- WHAT TO PRODUCE
Work out how many lines of the material contain the string "content"; the answer is that number only.

- RECORDS SUPPLIED
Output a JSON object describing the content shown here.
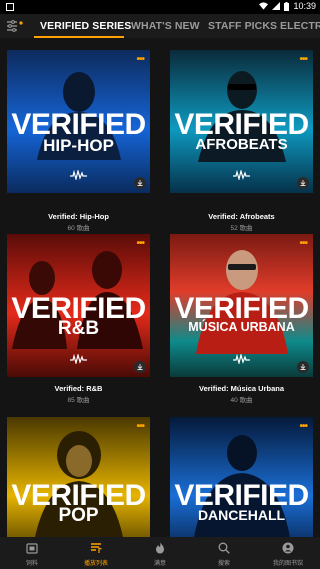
{
  "status": {
    "time": "10:39"
  },
  "tabs": [
    {
      "label": "VERIFIED SERIES",
      "active": true
    },
    {
      "label": "WHAT'S NEW",
      "active": false
    },
    {
      "label": "STAFF PICKS",
      "active": false
    },
    {
      "label": "ELECTRO",
      "active": false
    }
  ],
  "playlists": [
    {
      "cover_word": "VERIFIED",
      "cover_genre": "HIP-HOP",
      "title": "Verified: Hip-Hop",
      "subtitle": "60 歌曲",
      "colors": [
        "#1565d8",
        "#0a2b5e"
      ]
    },
    {
      "cover_word": "VERIFIED",
      "cover_genre": "AFROBEATS",
      "title": "Verified: Afrobeats",
      "subtitle": "52 歌曲",
      "colors": [
        "#0e9ac0",
        "#06314a"
      ]
    },
    {
      "cover_word": "VERIFIED",
      "cover_genre": "R&B",
      "title": "Verified: R&B",
      "subtitle": "85 歌曲",
      "colors": [
        "#e52a1a",
        "#4a0b06"
      ]
    },
    {
      "cover_word": "VERIFIED",
      "cover_genre": "MÚSICA URBANA",
      "title": "Verified: Música Urbana",
      "subtitle": "40 歌曲",
      "colors": [
        "#e03c2a",
        "#0e8a8a"
      ]
    },
    {
      "cover_word": "VERIFIED",
      "cover_genre": "POP",
      "title": "",
      "subtitle": "",
      "colors": [
        "#e6b400",
        "#3a2c00"
      ]
    },
    {
      "cover_word": "VERIFIED",
      "cover_genre": "DANCEHALL",
      "title": "",
      "subtitle": "",
      "colors": [
        "#1a6fd6",
        "#05193a"
      ]
    }
  ],
  "nav": [
    {
      "label": "饲料",
      "icon": "feed-icon",
      "active": false
    },
    {
      "label": "播放列表",
      "icon": "playlist-icon",
      "active": true
    },
    {
      "label": "满意",
      "icon": "flame-icon",
      "active": false
    },
    {
      "label": "搜索",
      "icon": "search-icon",
      "active": false
    },
    {
      "label": "我的图书馆",
      "icon": "library-icon",
      "active": false
    }
  ],
  "colors": {
    "accent": "#ffa200",
    "background": "#141414",
    "bar": "#1b1b1b"
  }
}
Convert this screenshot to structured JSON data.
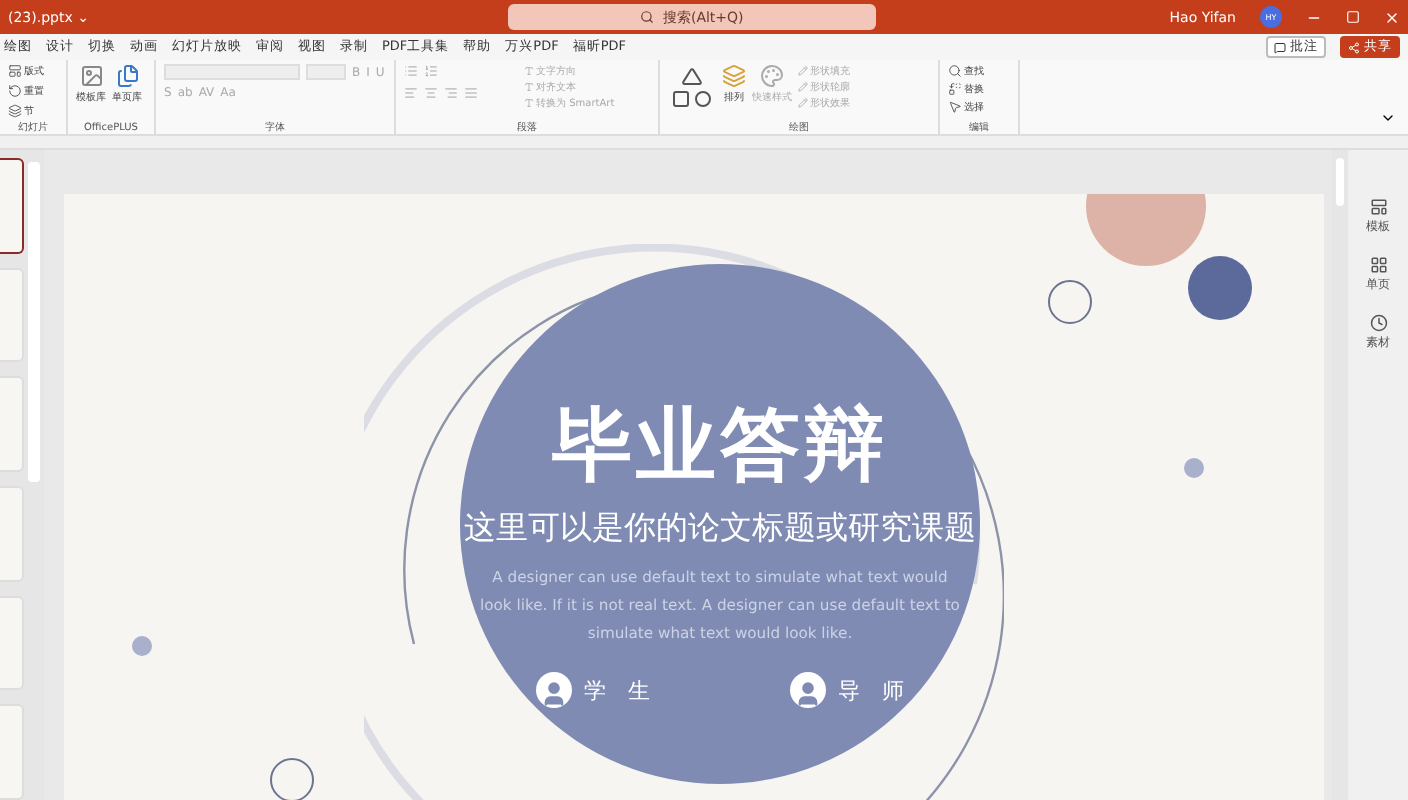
{
  "window": {
    "title": "(23).pptx ⌄",
    "search_placeholder": "搜索(Alt+Q)",
    "user": "Hao Yifan",
    "avatar": "HY"
  },
  "menu_tabs": [
    {
      "label": "绘图",
      "selected": false
    },
    {
      "label": "设计",
      "selected": false
    },
    {
      "label": "切换",
      "selected": false
    },
    {
      "label": "动画",
      "selected": false
    },
    {
      "label": "幻灯片放映",
      "selected": false
    },
    {
      "label": "审阅",
      "selected": false
    },
    {
      "label": "视图",
      "selected": false
    },
    {
      "label": "录制",
      "selected": false
    },
    {
      "label": "PDF工具集",
      "selected": false
    },
    {
      "label": "帮助",
      "selected": false
    },
    {
      "label": "万兴PDF",
      "selected": false
    },
    {
      "label": "福昕PDF",
      "selected": false
    }
  ],
  "comments_button": "批注",
  "share_button": "共享",
  "ribbon": {
    "groups": [
      {
        "kind": "slides",
        "label": "幻灯片",
        "items": [
          "版式",
          "重置",
          "节"
        ]
      },
      {
        "kind": "officeplus",
        "label": "OfficePLUS",
        "items": [
          "模板库",
          "单页库"
        ]
      },
      {
        "kind": "font",
        "label": "字体",
        "items": [
          "B",
          "I",
          "U",
          "S",
          "ab",
          "AV",
          "Aa"
        ]
      },
      {
        "kind": "paragraph",
        "label": "段落",
        "items": [
          "文字方向",
          "对齐文本",
          "转换为 SmartArt"
        ]
      },
      {
        "kind": "drawing",
        "label": "绘图",
        "items": [
          "排列",
          "快速样式",
          "形状填充",
          "形状轮廓",
          "形状效果"
        ]
      },
      {
        "kind": "editing",
        "label": "编辑",
        "items": [
          "查找",
          "替换",
          "选择"
        ]
      }
    ]
  },
  "thumbnails": [
    {
      "selected": true
    },
    {
      "selected": false
    },
    {
      "selected": false
    },
    {
      "selected": false
    },
    {
      "selected": false
    },
    {
      "selected": false
    }
  ],
  "slide": {
    "title": "毕业答辩",
    "subtitle": "这里可以是你的论文标题或研究课题",
    "body": "A designer can use default text to simulate what text would look like. If it is not real text. A designer can use default text to simulate what text would look like.",
    "people": [
      "学　生",
      "导　师"
    ]
  },
  "side_pane": [
    {
      "label": "模板"
    },
    {
      "label": "单页"
    },
    {
      "label": "素材"
    }
  ]
}
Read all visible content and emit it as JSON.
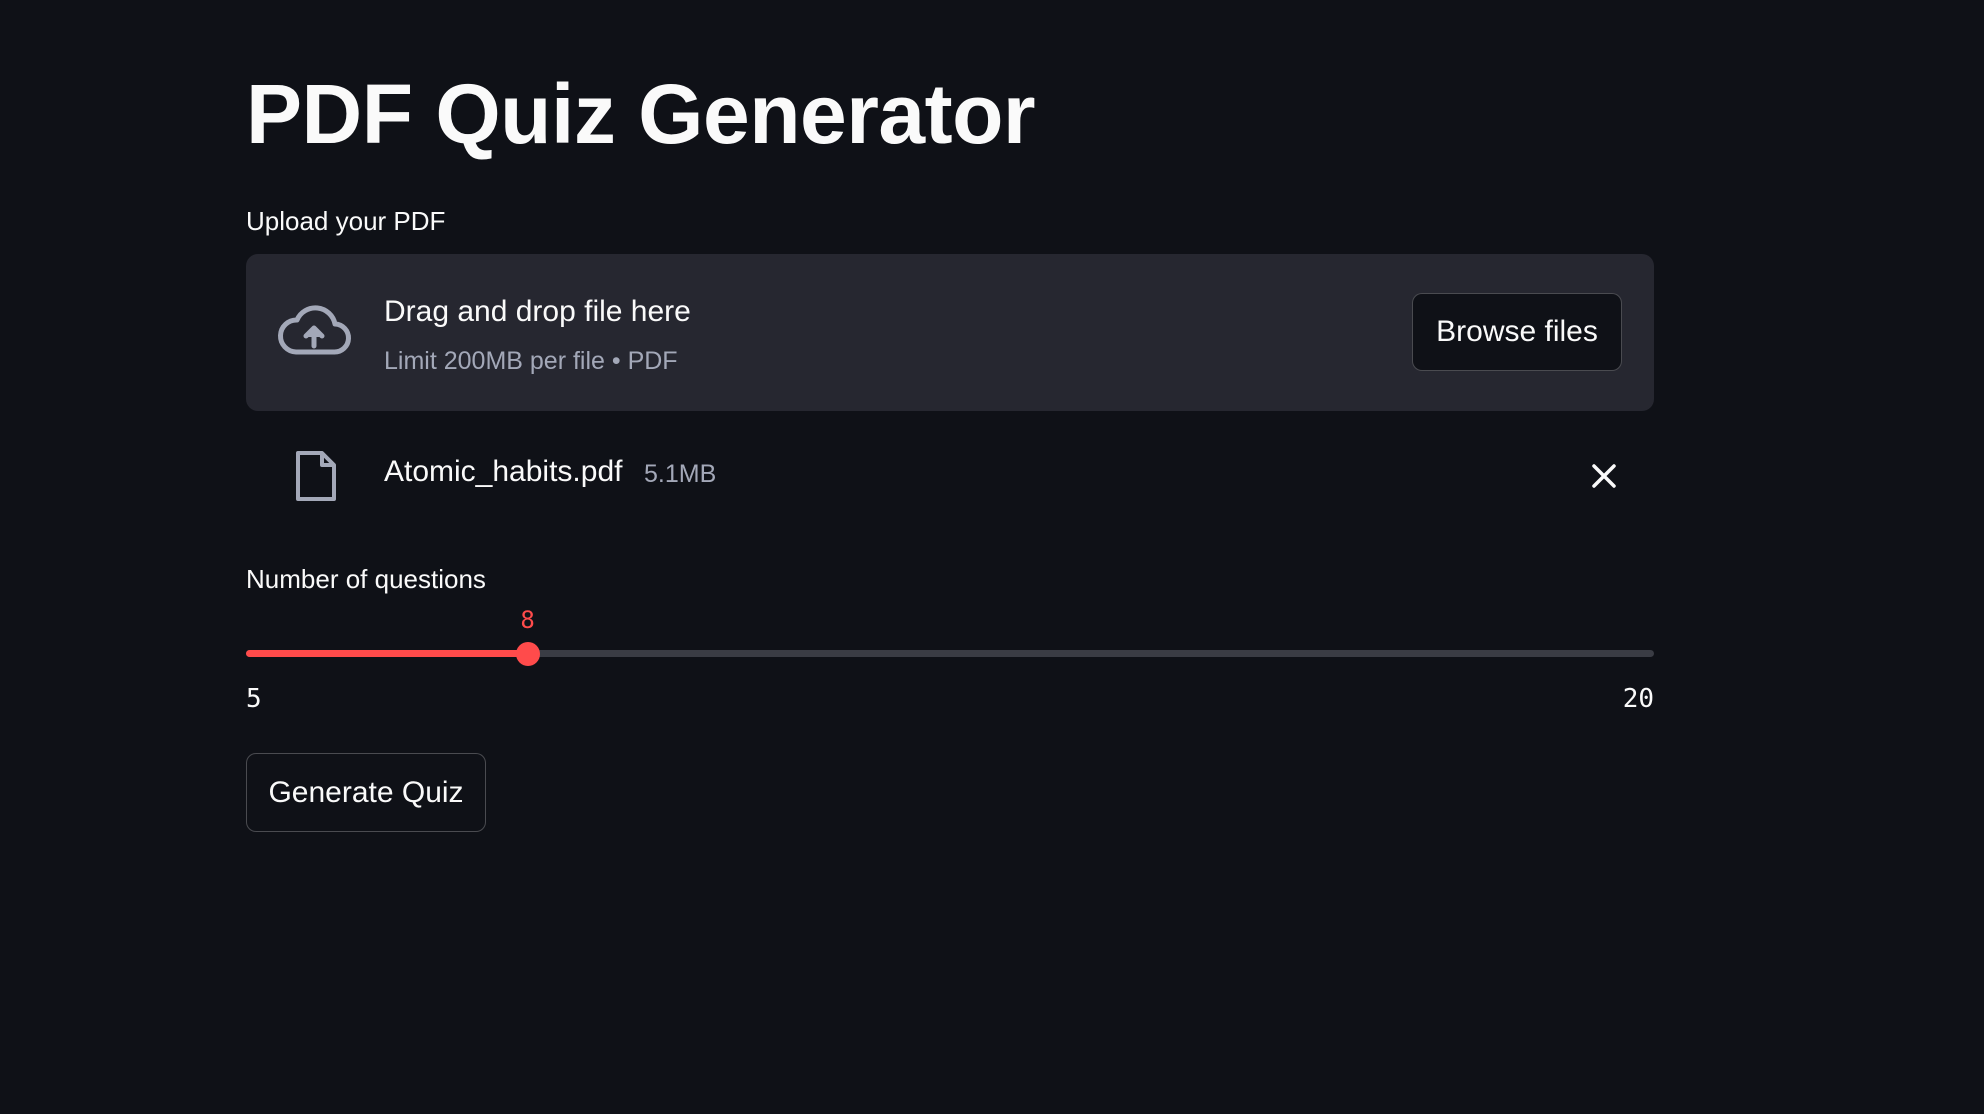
{
  "page": {
    "title": "PDF Quiz Generator"
  },
  "uploader": {
    "label": "Upload your PDF",
    "dropzone_title": "Drag and drop file here",
    "dropzone_subtitle": "Limit 200MB per file • PDF",
    "browse_label": "Browse files",
    "icon": "cloud-upload-icon"
  },
  "uploaded_file": {
    "name": "Atomic_habits.pdf",
    "size": "5.1MB",
    "icon": "file-icon",
    "remove_icon": "close-icon"
  },
  "questions_slider": {
    "label": "Number of questions",
    "min": 5,
    "max": 20,
    "value": 8,
    "min_label": "5",
    "max_label": "20",
    "value_label": "8"
  },
  "actions": {
    "generate_label": "Generate Quiz"
  },
  "colors": {
    "background": "#0f1117",
    "surface": "#262730",
    "accent": "#ff4b4b",
    "text": "#fafafa",
    "muted_text": "#a3a8b8",
    "track": "#3a3c44"
  }
}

- ANSWER SPACE
2